Let X, Y, Z be the midpoints of the minor arcs of AB, BC, CA respectively.
Prove that the area of hexagon AXBYCZ is at least twice the area of triangle ABC.
Is this also true when X, Y, Z are any points on the minor arcs, without being the midpoints?
I thought this was going to be easy. It isn't turning out that way.
We can make the circumcircle have radius 1. Call the angles of the triangle A, B, 180AB. The circumcenter, O, then has 3 radii to the corners of the triangle which is split into 3 smaller isosceles triangles.
The total area of triangle ABC is then
.5(sin(2A)+sin(2B)sin(3602A2B)
which after many identities simplifies to
2sin(A)sin(B)sin(A+B)
The hexagon is similarly split into 6 isosceles triangles (3 congruent pairs.) The total area of the hexagon simplifies to
sin(A) + sin(B) + sin(A+B)
What we are to prove then is
4sin(A)sin(B)sin(A+B) < sin(A) + sin(B) + sin(A+B)for A<90, B<90, A+B>90
Graphical evidence seems to indicate this is true. Proving it is eluding me.

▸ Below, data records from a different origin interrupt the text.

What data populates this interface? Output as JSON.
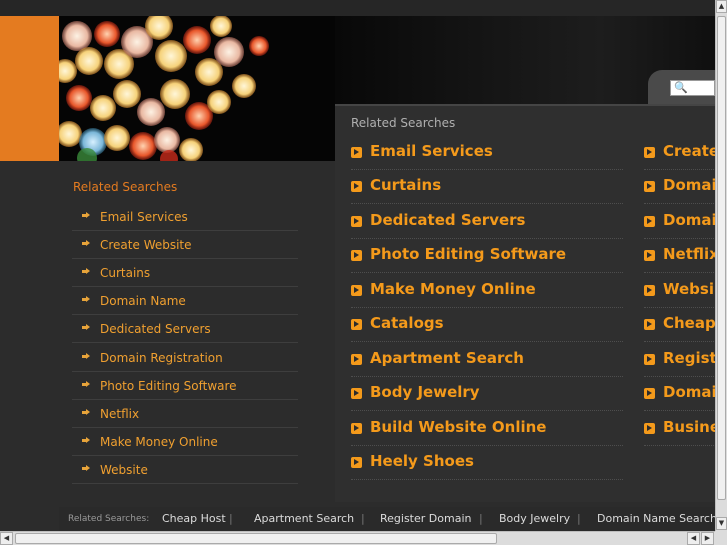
{
  "header": {
    "search_icon": "magnifier-icon",
    "colors": {
      "accent": "#f49a1b",
      "sidebar_accent": "#e47b20",
      "background": "#2c2c2c"
    }
  },
  "main": {
    "title": "Related Searches",
    "left_column": [
      "Email Services",
      "Curtains",
      "Dedicated Servers",
      "Photo Editing Software",
      "Make Money Online",
      "Catalogs",
      "Apartment Search",
      "Body Jewelry",
      "Build Website Online",
      "Heely Shoes"
    ],
    "right_column": [
      "Create",
      "Domai",
      "Domai",
      "Netflix",
      "Websi",
      "Cheap",
      "Regist",
      "Domai",
      "Busine"
    ]
  },
  "sidebar": {
    "title": "Related Searches",
    "items": [
      "Email Services",
      "Create Website",
      "Curtains",
      "Domain Name",
      "Dedicated Servers",
      "Domain Registration",
      "Photo Editing Software",
      "Netflix",
      "Make Money Online",
      "Website"
    ]
  },
  "footer": {
    "label": "Related Searches:",
    "items": [
      "Cheap Host",
      "Apartment Search",
      "Register Domain",
      "Body Jewelry",
      "Domain Name Search"
    ],
    "separator": "|"
  }
}
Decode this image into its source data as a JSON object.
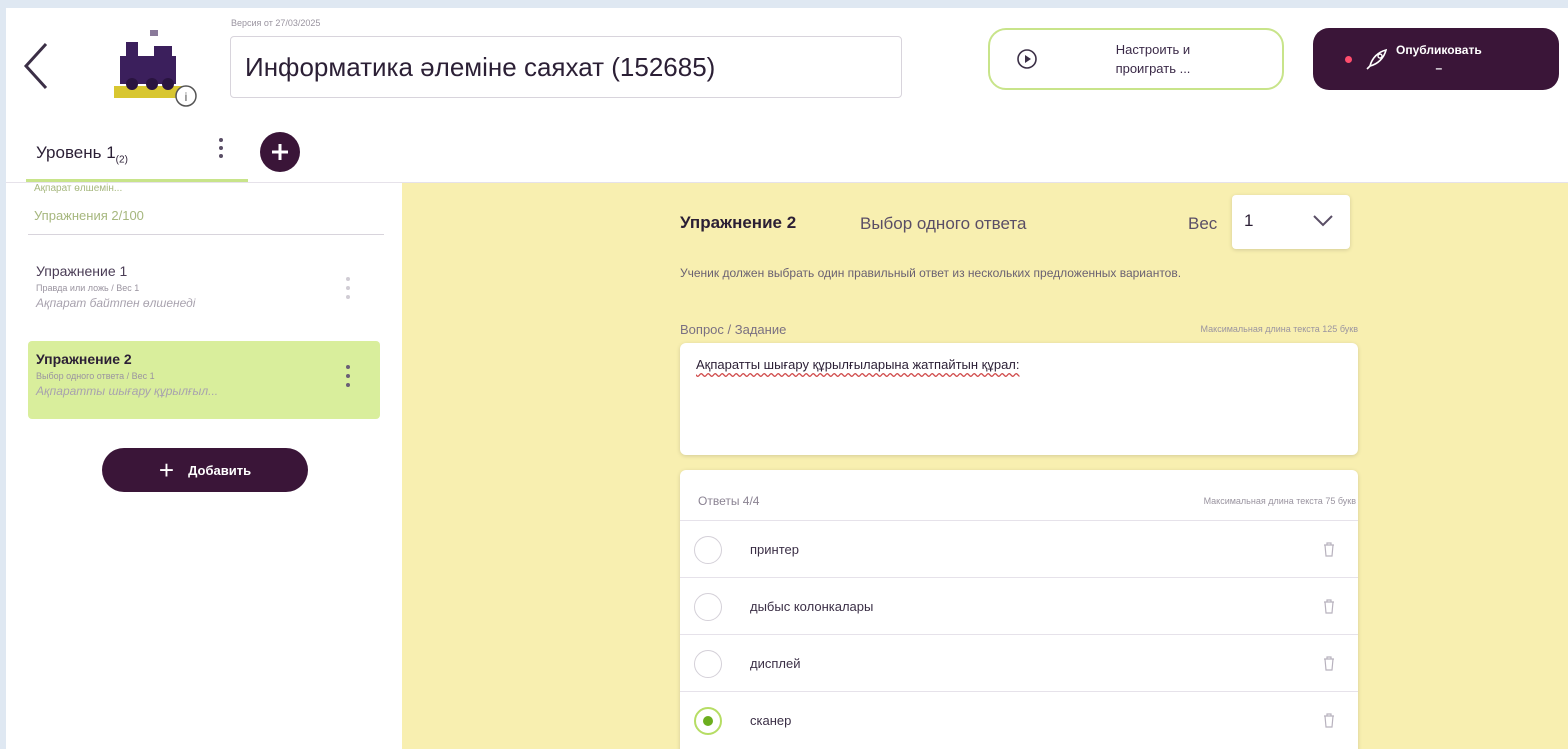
{
  "header": {
    "version_text": "Версия от 27/03/2025",
    "title": "Информатика әлеміне саяхат (152685)",
    "play_button_label": "Настроить и проиграть ...",
    "publish_button_label": "Опубликовать",
    "publish_button_sub": "–"
  },
  "tabs": {
    "level_label": "Уровень 1",
    "level_count": "(2)"
  },
  "sidebar": {
    "cut_text": "Ақпарат өлшемін...",
    "exercise_count": "Упражнения 2/100",
    "items": [
      {
        "title": "Упражнение 1",
        "meta": "Правда или ложь / Вес 1",
        "preview": "Ақпарат байтпен өлшенеді"
      },
      {
        "title": "Упражнение 2",
        "meta": "Выбор одного ответа / Вес 1",
        "preview": "Ақпаратты шығару құрылғыл..."
      }
    ],
    "add_button_label": "Добавить"
  },
  "editor": {
    "exercise_title": "Упражнение 2",
    "exercise_type": "Выбор одного ответа",
    "weight_label": "Вес",
    "weight_value": "1",
    "description": "Ученик должен выбрать один правильный ответ из нескольких предложенных вариантов.",
    "question_label": "Вопрос / Задание",
    "question_max": "Максимальная длина текста 125 букв",
    "question_text": "Ақпаратты шығару құрылғыларына жатпайтын құрал:",
    "answers_header": "Ответы 4/4",
    "answers_max": "Максимальная длина текста 75 букв",
    "answers": [
      {
        "text": "принтер",
        "selected": false
      },
      {
        "text": "дыбыс колонкалары",
        "selected": false
      },
      {
        "text": "дисплей",
        "selected": false
      },
      {
        "text": "сканер",
        "selected": true
      }
    ]
  },
  "colors": {
    "accent_dark": "#3a1538",
    "accent_green": "#c8e48a",
    "panel_yellow": "#f8efb0",
    "active_item": "#d9ee9c"
  }
}
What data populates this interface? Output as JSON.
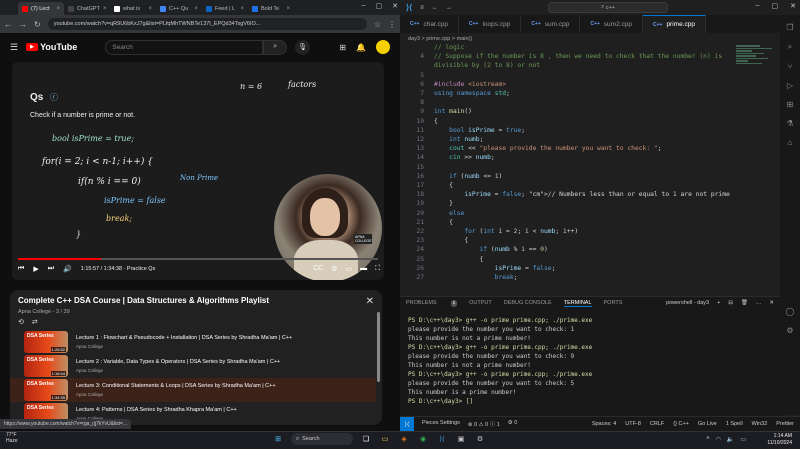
{
  "chrome": {
    "tabs": [
      {
        "label": "(7) Lect",
        "fav": "#ff0000",
        "active": true
      },
      {
        "label": "ChatGPT",
        "fav": "#444444",
        "active": false
      },
      {
        "label": "what is",
        "fav": "#ffffff",
        "active": false
      },
      {
        "label": "C++ Qu",
        "fav": "#4285f4",
        "active": false
      },
      {
        "label": "Feed | L",
        "fav": "#0a66c2",
        "active": false
      },
      {
        "label": "Bold Te",
        "fav": "#1a73e8",
        "active": false
      }
    ],
    "url": "youtube.com/watch?v=qR9U6bKxJ7g&list=PLfqMhTWNBTe137I_EPQd34TsgV6IO...",
    "status_url": "https://www.youtube.com/watch?v=rga_rjj7kYvU&list=..."
  },
  "youtube": {
    "logo": "YouTube",
    "search_placeholder": "Search"
  },
  "video": {
    "heading": "Qs",
    "question": "Check if a number is prime or not.",
    "board_n": "n = 6",
    "board_factors": "factors",
    "chalk": {
      "line1": "bool isPrime = true;",
      "line2": "for(i = 2; i < n-1; i++) {",
      "line3": "if(n % i == 0)",
      "line4": "isPrime = false",
      "line5": "break;",
      "line6": "}",
      "note": "Non Prime"
    },
    "time": "1:15:57 / 1:34:38 · Practice Qs",
    "progress": 0.23,
    "presenter_badge": "APNA COLLEGE"
  },
  "playlist": {
    "title": "Complete C++ DSA Course | Data Structures & Algorithms Playlist",
    "subtitle": "Apna College - 3 / 39",
    "items": [
      {
        "name": "Lecture 1 : Flowchart & Pseudocode + Installation | DSA Series by Shradha Ma'am | C++",
        "channel": "Apna College",
        "duration": "1:26:52",
        "active": false
      },
      {
        "name": "Lecture 2 : Variable, Data Types & Operators | DSA Series by Shradha Ma'am | C++",
        "channel": "Apna College",
        "duration": "1:16:44",
        "active": false
      },
      {
        "name": "Lecture 3: Conditional Statements & Loops | DSA Series by Shradha Ma'am | C++",
        "channel": "Apna College",
        "duration": "1:34:39",
        "active": true
      },
      {
        "name": "Lecture 4: Patterns | DSA Series by Shradha Khapra Ma'am | C++",
        "channel": "Apna College",
        "duration": "",
        "active": false
      }
    ],
    "thumb_label": "DSA Series"
  },
  "vscode": {
    "command_center": "c++",
    "tabs": [
      {
        "label": "char.cpp",
        "active": false
      },
      {
        "label": "loops.cpp",
        "active": false
      },
      {
        "label": "sum.cpp",
        "active": false
      },
      {
        "label": "sum2.cpp",
        "active": false
      },
      {
        "label": "prime.cpp",
        "active": true
      }
    ],
    "breadcrumb": "day3 > prime.cpp > main()",
    "code_lines": [
      {
        "n": "",
        "t": "// logic"
      },
      {
        "n": "4",
        "t": "// Suppose if the number is 8 , then we need to check that the number (n) is"
      },
      {
        "n": "",
        "t": "divisible by (2 to 8) or not"
      },
      {
        "n": "5",
        "t": ""
      },
      {
        "n": "6",
        "t": "#include <iostream>"
      },
      {
        "n": "7",
        "t": "using namespace std;"
      },
      {
        "n": "8",
        "t": ""
      },
      {
        "n": "9",
        "t": "int main()"
      },
      {
        "n": "10",
        "t": "{"
      },
      {
        "n": "11",
        "t": "    bool isPrime = true;"
      },
      {
        "n": "12",
        "t": "    int numb;"
      },
      {
        "n": "13",
        "t": "    cout << \"please provide the number you want to check: \";"
      },
      {
        "n": "14",
        "t": "    cin >> numb;"
      },
      {
        "n": "15",
        "t": ""
      },
      {
        "n": "16",
        "t": "    if (numb <= 1)"
      },
      {
        "n": "17",
        "t": "    {"
      },
      {
        "n": "18",
        "t": "        isPrime = false; // Numbers less than or equal to 1 are not prime"
      },
      {
        "n": "19",
        "t": "    }"
      },
      {
        "n": "20",
        "t": "    else"
      },
      {
        "n": "21",
        "t": "    {"
      },
      {
        "n": "22",
        "t": "        for (int i = 2; i < numb; i++)"
      },
      {
        "n": "23",
        "t": "        {"
      },
      {
        "n": "24",
        "t": "            if (numb % i == 0)"
      },
      {
        "n": "25",
        "t": "            {"
      },
      {
        "n": "26",
        "t": "                isPrime = false;"
      },
      {
        "n": "27",
        "t": "                break;"
      }
    ],
    "panel_tabs": [
      "PROBLEMS",
      "OUTPUT",
      "DEBUG CONSOLE",
      "TERMINAL",
      "PORTS"
    ],
    "problems_count": "1",
    "terminal_name": "powershell - day3",
    "terminal_lines": [
      "PS D:\\c++\\day3> g++ -o prime prime.cpp; ./prime.exe",
      "please provide the number you want to check: 1",
      "This number is not a prime number!",
      "PS D:\\c++\\day3> g++ -o prime prime.cpp; ./prime.exe",
      "please provide the number you want to check: 9",
      "This number is not a prime number!",
      "PS D:\\c++\\day3> g++ -o prime prime.cpp; ./prime.exe",
      "please provide the number you want to check: 5",
      "This number is a prime number!",
      "PS D:\\c++\\day3> []"
    ],
    "status": {
      "left": [
        "Pieces Settings",
        "⊗ 0 ⚠ 0 ⓘ 1",
        "⚙ 0"
      ],
      "right": [
        "Spaces: 4",
        "UTF-8",
        "CRLF",
        "{} C++",
        "Go Live",
        "1 Spell",
        "Win32",
        "Prettier"
      ]
    }
  },
  "taskbar": {
    "weather_temp": "77°F",
    "weather_desc": "Haze",
    "search": "Search",
    "time": "1:14 AM",
    "date": "11/10/2024"
  }
}
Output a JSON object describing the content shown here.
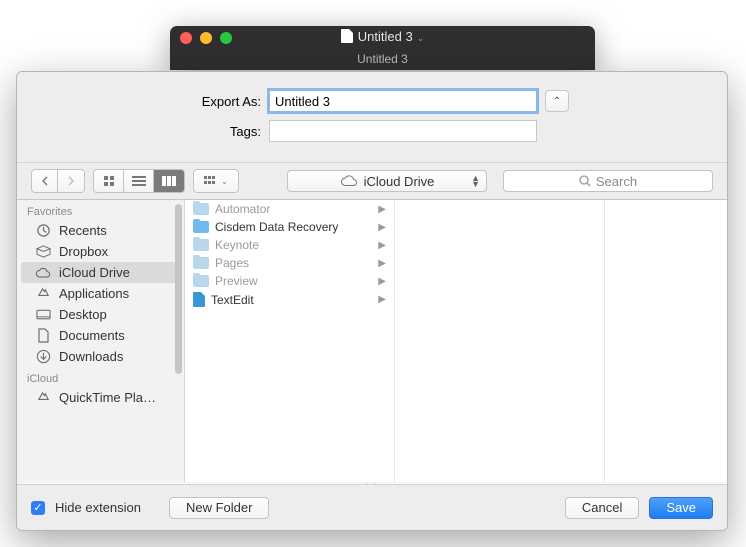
{
  "window": {
    "doc_title": "Untitled 3",
    "subtitle": "Untitled 3"
  },
  "form": {
    "export_as_label": "Export As:",
    "export_as_value": "Untitled 3",
    "tags_label": "Tags:",
    "tags_value": ""
  },
  "toolbar": {
    "location": "iCloud Drive",
    "search_placeholder": "Search"
  },
  "sidebar": {
    "section_favorites": "Favorites",
    "section_icloud": "iCloud",
    "items": [
      {
        "label": "Recents",
        "icon": "clock-icon"
      },
      {
        "label": "Dropbox",
        "icon": "box-icon"
      },
      {
        "label": "iCloud Drive",
        "icon": "cloud-icon",
        "selected": true
      },
      {
        "label": "Applications",
        "icon": "apps-icon"
      },
      {
        "label": "Desktop",
        "icon": "desktop-icon"
      },
      {
        "label": "Documents",
        "icon": "doc-icon"
      },
      {
        "label": "Downloads",
        "icon": "download-icon"
      }
    ],
    "icloud_items": [
      {
        "label": "QuickTime Pla…",
        "icon": "apps-icon"
      }
    ]
  },
  "column1": [
    {
      "label": "Automator",
      "dim": true,
      "type": "folder"
    },
    {
      "label": "Cisdem Data Recovery",
      "dim": false,
      "type": "folder"
    },
    {
      "label": "Keynote",
      "dim": true,
      "type": "folder"
    },
    {
      "label": "Pages",
      "dim": true,
      "type": "folder"
    },
    {
      "label": "Preview",
      "dim": true,
      "type": "folder"
    },
    {
      "label": "TextEdit",
      "dim": false,
      "type": "doc"
    }
  ],
  "footer": {
    "hide_ext_label": "Hide extension",
    "hide_ext_checked": true,
    "new_folder": "New Folder",
    "cancel": "Cancel",
    "save": "Save"
  }
}
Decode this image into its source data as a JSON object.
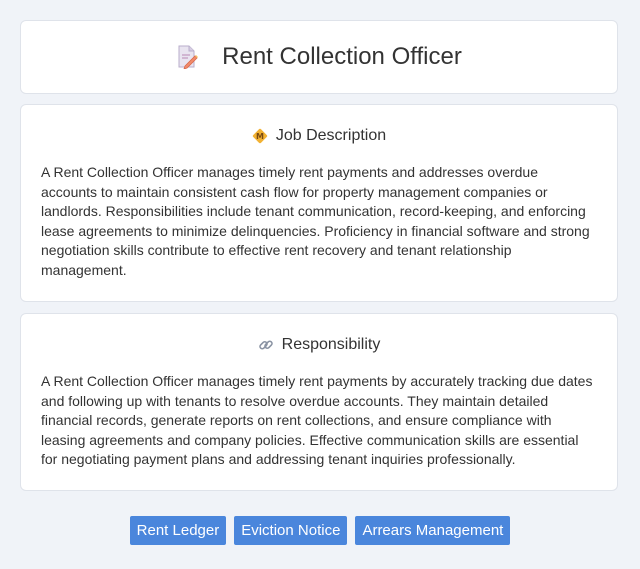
{
  "header": {
    "title": "Rent Collection Officer",
    "icon": "document-pencil-icon"
  },
  "job_description": {
    "heading": "Job Description",
    "icon": "badge-icon",
    "body": "A Rent Collection Officer manages timely rent payments and addresses overdue accounts to maintain consistent cash flow for property management companies or landlords. Responsibilities include tenant communication, record-keeping, and enforcing lease agreements to minimize delinquencies. Proficiency in financial software and strong negotiation skills contribute to effective rent recovery and tenant relationship management."
  },
  "responsibility": {
    "heading": "Responsibility",
    "icon": "link-icon",
    "body": "A Rent Collection Officer manages timely rent payments by accurately tracking due dates and following up with tenants to resolve overdue accounts. They maintain detailed financial records, generate reports on rent collections, and ensure compliance with leasing agreements and company policies. Effective communication skills are essential for negotiating payment plans and addressing tenant inquiries professionally."
  },
  "tags": [
    "Rent Ledger",
    "Eviction Notice",
    "Arrears Management"
  ],
  "colors": {
    "tag_bg": "#4a86dc",
    "page_bg": "#f0f3f8"
  }
}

The second question is a simple no. By choosing X, Y and Z very close to the corners of the triangle we can make the hexagon have an area only very slightly bigger than the triangle.

Posted by Jer
on 20130409 15:29:03